_Directions_:
Using the material that follows, identify and copy each line with the string "JSON".

_Exercise input_:

=== Begin Enclosure ===

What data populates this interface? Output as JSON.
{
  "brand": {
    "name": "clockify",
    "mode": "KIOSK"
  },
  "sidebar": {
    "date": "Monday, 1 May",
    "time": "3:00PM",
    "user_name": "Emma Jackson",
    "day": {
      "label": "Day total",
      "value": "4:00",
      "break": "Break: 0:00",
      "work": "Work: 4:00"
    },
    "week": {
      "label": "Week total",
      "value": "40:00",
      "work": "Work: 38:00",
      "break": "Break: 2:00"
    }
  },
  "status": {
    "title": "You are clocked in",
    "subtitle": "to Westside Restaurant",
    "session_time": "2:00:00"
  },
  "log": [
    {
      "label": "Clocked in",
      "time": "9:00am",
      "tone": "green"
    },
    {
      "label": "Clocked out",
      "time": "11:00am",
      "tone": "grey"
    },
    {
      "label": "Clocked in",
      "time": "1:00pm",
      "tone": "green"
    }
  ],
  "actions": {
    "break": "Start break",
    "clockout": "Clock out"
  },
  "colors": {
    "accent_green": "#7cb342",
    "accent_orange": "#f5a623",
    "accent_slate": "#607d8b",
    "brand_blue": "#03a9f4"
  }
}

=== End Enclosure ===
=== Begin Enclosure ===

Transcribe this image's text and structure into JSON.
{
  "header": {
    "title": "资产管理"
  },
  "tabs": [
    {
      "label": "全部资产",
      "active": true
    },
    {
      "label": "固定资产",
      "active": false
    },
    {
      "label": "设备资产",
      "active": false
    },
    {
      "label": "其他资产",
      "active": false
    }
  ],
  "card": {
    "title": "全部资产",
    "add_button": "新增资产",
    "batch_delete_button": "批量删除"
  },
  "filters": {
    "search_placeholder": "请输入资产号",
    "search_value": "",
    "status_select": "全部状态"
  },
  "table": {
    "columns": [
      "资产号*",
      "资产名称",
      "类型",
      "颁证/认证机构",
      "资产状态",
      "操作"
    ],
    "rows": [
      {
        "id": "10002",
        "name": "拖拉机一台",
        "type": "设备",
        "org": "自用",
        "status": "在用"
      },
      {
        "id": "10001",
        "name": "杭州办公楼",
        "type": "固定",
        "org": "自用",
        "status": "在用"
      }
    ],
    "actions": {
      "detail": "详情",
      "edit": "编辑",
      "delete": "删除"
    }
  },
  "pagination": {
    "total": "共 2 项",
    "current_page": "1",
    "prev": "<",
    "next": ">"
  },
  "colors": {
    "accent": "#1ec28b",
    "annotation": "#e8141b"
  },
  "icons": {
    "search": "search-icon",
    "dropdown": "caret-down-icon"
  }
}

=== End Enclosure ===

_Solved problem_:
What data populates this interface? Output as JSON.
Transcribe this image's text and structure into JSON.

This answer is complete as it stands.